Research Interests: Geographic Information Systems, Groundwater Flow Modeling, Groundwater Contamination
Marinus Otte, Ph.D.
Vrije Universiteit, 1991
Research Interests: Wetland ecology, Biogeochemistry, Ecophysiology and Ecotoxicology
Laura F. Overstreet, Ph.D.
North Carolina State University, 2005
Research Interests: Soil Conservation and Management, Soil Biology, Reduced Tillage Systems, Sugarbeet Production
G. Padmanabhan, Ph.D.
Purdue University, 1980
Research Interests: Hydrology, Water Resources, Hydraulic Engineering
Birgit Pruess, Ph.D.
Ruhr- Universitat Bochum, 1991

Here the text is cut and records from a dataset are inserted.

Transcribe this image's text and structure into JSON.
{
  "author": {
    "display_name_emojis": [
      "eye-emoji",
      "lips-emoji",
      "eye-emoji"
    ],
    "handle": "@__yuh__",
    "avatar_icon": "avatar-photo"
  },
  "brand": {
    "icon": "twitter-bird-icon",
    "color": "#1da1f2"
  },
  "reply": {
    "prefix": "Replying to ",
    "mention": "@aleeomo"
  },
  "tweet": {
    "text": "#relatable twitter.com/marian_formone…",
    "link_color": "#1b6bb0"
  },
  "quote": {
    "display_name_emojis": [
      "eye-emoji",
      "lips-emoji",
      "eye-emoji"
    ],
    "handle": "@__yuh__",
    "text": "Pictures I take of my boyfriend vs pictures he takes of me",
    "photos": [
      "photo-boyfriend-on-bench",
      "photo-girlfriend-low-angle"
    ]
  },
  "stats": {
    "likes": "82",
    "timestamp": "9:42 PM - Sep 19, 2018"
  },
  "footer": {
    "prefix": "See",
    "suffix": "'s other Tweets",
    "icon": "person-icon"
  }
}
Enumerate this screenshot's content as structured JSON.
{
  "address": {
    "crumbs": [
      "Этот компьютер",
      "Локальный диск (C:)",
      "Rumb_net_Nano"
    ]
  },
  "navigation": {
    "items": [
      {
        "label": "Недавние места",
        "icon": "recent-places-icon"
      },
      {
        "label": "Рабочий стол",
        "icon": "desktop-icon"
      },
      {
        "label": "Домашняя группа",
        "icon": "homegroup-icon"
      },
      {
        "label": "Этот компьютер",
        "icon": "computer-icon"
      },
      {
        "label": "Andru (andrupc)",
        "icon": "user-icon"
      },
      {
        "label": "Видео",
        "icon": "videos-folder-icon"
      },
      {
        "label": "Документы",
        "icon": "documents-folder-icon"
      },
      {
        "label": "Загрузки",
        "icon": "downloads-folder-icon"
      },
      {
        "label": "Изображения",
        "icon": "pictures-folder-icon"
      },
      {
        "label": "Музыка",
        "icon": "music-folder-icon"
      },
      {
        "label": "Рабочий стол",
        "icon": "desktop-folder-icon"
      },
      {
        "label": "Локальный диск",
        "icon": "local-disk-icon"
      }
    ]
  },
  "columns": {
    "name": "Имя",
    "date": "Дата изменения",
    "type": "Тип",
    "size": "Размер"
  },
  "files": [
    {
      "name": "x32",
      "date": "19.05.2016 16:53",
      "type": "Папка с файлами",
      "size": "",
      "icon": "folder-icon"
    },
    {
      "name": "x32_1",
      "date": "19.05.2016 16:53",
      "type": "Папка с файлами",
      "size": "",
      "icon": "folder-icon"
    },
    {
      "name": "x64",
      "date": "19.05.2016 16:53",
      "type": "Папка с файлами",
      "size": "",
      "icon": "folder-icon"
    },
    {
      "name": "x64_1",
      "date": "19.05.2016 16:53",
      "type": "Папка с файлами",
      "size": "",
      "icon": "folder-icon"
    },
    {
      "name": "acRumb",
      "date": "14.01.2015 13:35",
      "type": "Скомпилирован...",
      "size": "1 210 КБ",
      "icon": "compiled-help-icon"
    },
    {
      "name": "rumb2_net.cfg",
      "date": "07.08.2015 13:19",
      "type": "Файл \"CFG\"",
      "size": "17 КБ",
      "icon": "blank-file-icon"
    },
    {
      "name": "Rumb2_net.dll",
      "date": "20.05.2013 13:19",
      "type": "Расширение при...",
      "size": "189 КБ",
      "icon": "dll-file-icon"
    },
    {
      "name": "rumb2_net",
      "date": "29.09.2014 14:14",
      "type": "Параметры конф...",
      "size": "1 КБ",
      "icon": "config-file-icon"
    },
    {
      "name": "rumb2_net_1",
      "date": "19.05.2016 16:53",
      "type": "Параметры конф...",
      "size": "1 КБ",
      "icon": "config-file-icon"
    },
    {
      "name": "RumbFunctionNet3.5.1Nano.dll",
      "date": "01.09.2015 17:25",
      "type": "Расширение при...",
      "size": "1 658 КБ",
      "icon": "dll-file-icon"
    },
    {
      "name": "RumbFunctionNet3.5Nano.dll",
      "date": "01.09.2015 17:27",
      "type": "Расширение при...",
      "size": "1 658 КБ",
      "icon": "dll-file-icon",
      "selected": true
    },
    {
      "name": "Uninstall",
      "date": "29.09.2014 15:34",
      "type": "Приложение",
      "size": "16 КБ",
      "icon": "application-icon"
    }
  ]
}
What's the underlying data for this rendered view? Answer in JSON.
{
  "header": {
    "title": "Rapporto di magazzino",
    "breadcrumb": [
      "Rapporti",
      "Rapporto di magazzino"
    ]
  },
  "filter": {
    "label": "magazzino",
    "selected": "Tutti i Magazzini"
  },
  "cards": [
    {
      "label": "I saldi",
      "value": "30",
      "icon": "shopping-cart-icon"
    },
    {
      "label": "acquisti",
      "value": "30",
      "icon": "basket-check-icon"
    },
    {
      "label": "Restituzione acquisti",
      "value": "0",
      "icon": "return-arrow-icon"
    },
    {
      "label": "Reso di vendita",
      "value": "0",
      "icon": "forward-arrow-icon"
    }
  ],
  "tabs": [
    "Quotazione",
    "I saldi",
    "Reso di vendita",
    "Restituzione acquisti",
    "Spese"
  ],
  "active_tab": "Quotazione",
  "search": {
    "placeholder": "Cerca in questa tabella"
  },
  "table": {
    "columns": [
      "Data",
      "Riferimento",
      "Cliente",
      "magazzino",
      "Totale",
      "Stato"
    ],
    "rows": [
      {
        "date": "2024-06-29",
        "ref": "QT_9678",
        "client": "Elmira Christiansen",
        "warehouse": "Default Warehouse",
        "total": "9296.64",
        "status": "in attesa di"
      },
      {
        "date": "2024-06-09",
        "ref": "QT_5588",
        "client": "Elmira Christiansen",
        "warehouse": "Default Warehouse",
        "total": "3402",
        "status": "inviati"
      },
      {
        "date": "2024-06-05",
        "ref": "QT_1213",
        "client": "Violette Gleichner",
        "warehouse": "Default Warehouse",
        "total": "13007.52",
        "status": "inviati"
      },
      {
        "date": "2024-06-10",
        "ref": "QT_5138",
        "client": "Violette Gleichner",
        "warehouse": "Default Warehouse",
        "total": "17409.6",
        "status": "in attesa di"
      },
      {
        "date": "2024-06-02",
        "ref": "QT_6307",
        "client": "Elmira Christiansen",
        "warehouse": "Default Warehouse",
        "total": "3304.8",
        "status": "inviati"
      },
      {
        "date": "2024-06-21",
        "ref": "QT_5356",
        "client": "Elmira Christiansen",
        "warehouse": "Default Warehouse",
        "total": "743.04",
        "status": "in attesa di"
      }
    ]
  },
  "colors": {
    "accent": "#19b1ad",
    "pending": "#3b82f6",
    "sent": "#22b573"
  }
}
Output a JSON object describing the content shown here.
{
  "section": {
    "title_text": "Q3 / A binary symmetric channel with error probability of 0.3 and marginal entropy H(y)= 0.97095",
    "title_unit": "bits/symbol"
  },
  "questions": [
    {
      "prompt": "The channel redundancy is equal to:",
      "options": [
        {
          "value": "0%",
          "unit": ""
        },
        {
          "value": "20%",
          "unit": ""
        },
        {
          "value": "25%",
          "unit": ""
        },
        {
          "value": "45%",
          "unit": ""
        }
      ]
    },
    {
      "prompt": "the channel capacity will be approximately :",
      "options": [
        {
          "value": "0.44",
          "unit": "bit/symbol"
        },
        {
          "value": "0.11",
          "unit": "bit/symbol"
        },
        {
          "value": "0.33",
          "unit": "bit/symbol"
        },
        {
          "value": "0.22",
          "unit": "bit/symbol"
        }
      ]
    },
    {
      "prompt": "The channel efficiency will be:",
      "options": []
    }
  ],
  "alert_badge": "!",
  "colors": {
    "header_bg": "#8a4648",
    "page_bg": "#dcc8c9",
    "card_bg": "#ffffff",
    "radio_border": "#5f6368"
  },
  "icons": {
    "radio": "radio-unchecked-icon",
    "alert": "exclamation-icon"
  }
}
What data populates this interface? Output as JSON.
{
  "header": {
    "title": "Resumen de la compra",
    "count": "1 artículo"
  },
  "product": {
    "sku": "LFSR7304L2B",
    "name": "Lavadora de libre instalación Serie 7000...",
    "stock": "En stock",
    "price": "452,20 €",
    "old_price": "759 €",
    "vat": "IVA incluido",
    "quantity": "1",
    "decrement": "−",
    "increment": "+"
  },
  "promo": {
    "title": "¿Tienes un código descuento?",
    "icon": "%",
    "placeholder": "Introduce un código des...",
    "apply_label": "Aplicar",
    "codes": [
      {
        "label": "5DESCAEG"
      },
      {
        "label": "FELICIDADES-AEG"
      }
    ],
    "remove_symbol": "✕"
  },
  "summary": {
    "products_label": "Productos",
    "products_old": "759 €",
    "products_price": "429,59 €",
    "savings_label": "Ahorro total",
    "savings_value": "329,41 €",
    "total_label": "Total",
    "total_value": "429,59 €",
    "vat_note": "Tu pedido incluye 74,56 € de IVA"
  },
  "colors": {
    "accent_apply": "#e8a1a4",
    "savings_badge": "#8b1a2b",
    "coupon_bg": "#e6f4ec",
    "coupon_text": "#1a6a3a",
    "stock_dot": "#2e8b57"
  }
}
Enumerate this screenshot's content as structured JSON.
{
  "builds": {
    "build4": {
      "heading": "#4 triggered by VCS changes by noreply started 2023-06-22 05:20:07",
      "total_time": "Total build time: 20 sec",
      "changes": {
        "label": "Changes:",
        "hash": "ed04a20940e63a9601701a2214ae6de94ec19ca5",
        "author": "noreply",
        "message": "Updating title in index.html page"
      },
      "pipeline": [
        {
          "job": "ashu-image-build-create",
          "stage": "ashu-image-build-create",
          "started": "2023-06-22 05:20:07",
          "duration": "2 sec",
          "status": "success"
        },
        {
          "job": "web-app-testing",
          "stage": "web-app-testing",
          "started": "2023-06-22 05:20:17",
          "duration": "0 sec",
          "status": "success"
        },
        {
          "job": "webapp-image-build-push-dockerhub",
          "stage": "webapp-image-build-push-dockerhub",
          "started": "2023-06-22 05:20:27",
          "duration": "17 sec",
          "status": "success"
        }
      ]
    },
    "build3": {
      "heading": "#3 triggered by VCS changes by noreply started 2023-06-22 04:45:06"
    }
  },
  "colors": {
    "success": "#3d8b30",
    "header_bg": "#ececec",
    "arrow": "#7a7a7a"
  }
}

Research Interest: Microbial Physiology and Gene Regulation
Wendy L. Reed, Ph.D.
Iowa State University, 2000
Research Interests: Physiological Ecology, Wetland and Bird Ecology, Environmental Endocrinology
David A. Rider, Ph.D.
Louisiana State University, 1988
Research Interests: Insect Systematics, Biodiversity
David C. Roberts, Ph.D.
Oklahoma State University, 2009
Research Interests: Evaluation and design of economically efficient tools and policies for pollution control, economic valuation of environmental and ecological attributes through revealed and stated preference methods, valuation of environmental risk, and low-impact and precision agriculture
Bernhardt Saini-Eidukat, Ph.D.
University of Minnesota, 1991
Research Interests: Environmental Geochemistry, Igneous Petrology, Economic Geology
Donald P. Schwert, Ph.D.
University of Waterloo, 1978
Research Interests: Quaternary Paleoecology, Analysis of Fossil Insects
Dean D. Steele, Ph.D.
University of Minnesota, 1991
Research Interests: Irrigation and Environmental Engineering
Craig A. Stockwell, Ph.D.
University of Nevada, 1995
Research Interests: Conservation Biology, Evolutionary Ecology of Native Fishes, Human-Wildlife Interactions
Steve E. Travers, Ph.D.
University of California, 1998
Research Interests: Plant Evolutionary Ecology
George Youngs, Ph.D.
University of Iowa, 1981
Research Interests: Perceived Ethics of Genetically Modified Organisms, Sustainable Agriculture
George M. Linz, Ph.D.
North Dakota State University, 1982
Research Interests: Avian Ecology
Brian D. Wisenden, Ph.D.
University of Western Ontario, 1993
Research interests: Behavioral ecology of fishes, chemical ecology of predator-prey interactions, parental care and mating systems